Character for character, reproduce every entry below.
*** Block opens ***
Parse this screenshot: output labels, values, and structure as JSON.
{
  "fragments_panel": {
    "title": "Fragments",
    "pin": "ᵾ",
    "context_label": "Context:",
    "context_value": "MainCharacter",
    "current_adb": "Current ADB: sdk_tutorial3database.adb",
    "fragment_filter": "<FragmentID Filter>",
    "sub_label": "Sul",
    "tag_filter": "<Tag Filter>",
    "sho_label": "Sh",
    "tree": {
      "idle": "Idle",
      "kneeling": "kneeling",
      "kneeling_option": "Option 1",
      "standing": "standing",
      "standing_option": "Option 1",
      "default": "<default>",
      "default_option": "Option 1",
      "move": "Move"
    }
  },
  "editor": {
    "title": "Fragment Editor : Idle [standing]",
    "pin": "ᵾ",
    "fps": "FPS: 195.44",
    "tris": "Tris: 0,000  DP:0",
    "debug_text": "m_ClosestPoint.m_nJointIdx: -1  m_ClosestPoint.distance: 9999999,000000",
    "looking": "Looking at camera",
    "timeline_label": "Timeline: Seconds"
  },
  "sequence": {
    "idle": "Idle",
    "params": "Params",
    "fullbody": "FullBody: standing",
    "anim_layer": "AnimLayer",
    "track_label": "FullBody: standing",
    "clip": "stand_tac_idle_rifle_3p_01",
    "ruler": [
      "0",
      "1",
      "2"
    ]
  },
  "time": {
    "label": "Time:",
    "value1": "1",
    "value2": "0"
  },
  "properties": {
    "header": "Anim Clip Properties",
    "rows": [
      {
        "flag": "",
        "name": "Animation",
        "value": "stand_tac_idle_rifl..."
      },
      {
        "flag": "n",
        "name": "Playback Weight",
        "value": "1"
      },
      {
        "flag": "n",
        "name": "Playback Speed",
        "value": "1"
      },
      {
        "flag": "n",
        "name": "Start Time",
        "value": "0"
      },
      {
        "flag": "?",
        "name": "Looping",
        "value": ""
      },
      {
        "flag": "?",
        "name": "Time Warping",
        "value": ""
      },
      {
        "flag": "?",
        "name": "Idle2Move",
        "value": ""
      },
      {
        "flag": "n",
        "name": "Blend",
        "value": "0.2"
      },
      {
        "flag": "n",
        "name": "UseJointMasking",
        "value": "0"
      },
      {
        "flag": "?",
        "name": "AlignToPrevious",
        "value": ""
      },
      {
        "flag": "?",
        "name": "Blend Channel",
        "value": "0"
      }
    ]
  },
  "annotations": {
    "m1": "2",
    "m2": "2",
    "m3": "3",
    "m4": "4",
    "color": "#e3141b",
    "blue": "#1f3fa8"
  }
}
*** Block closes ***
Output
Parse this screenshot: output labels, values, and structure as JSON.
{
  "fragments_panel": {
    "title": "Fragments",
    "pin": "ᵾ",
    "context_label": "Context:",
    "context_value": "MainCharacter",
    "current_adb": "Current ADB: sdk_tutorial3database.adb",
    "fragment_filter": "<FragmentID Filter>",
    "sub_label": "Sul",
    "tag_filter": "<Tag Filter>",
    "sho_label": "Sh",
    "tree": {
      "idle": "Idle",
      "kneeling": "kneeling",
      "kneeling_option": "Option 1",
      "standing": "standing",
      "standing_option": "Option 1",
      "default": "<default>",
      "default_option": "Option 1",
      "move": "Move"
    }
  },
  "editor": {
    "title": "Fragment Editor : Idle [standing]",
    "pin": "ᵾ",
    "fps": "FPS: 195.44",
    "tris": "Tris: 0,000  DP:0",
    "debug_text": "m_ClosestPoint.m_nJointIdx: -1  m_ClosestPoint.distance: 9999999,000000",
    "looking": "Looking at camera",
    "timeline_label": "Timeline: Seconds"
  },
  "sequence": {
    "idle": "Idle",
    "params": "Params",
    "fullbody": "FullBody: standing",
    "anim_layer": "AnimLayer",
    "track_label": "FullBody: standing",
    "clip": "stand_tac_idle_rifle_3p_01",
    "ruler": [
      "0",
      "1",
      "2"
    ]
  },
  "time": {
    "label": "Time:",
    "value1": "1",
    "value2": "0"
  },
  "properties": {
    "header": "Anim Clip Properties",
    "rows": [
      {
        "flag": "",
        "name": "Animation",
        "value": "stand_tac_idle_rifl..."
      },
      {
        "flag": "n",
        "name": "Playback Weight",
        "value": "1"
      },
      {
        "flag": "n",
        "name": "Playback Speed",
        "value": "1"
      },
      {
        "flag": "n",
        "name": "Start Time",
        "value": "0"
      },
      {
        "flag": "?",
        "name": "Looping",
        "value": ""
      },
      {
        "flag": "?",
        "name": "Time Warping",
        "value": ""
      },
      {
        "flag": "?",
        "name": "Idle2Move",
        "value": ""
      },
      {
        "flag": "n",
        "name": "Blend",
        "value": "0.2"
      },
      {
        "flag": "n",
        "name": "UseJointMasking",
        "value": "0"
      },
      {
        "flag": "?",
        "name": "AlignToPrevious",
        "value": ""
      },
      {
        "flag": "?",
        "name": "Blend Channel",
        "value": "0"
      }
    ]
  },
  "annotations": {
    "m1": "2",
    "m2": "2",
    "m3": "3",
    "m4": "4",
    "color": "#e3141b",
    "blue": "#1f3fa8"
  }
}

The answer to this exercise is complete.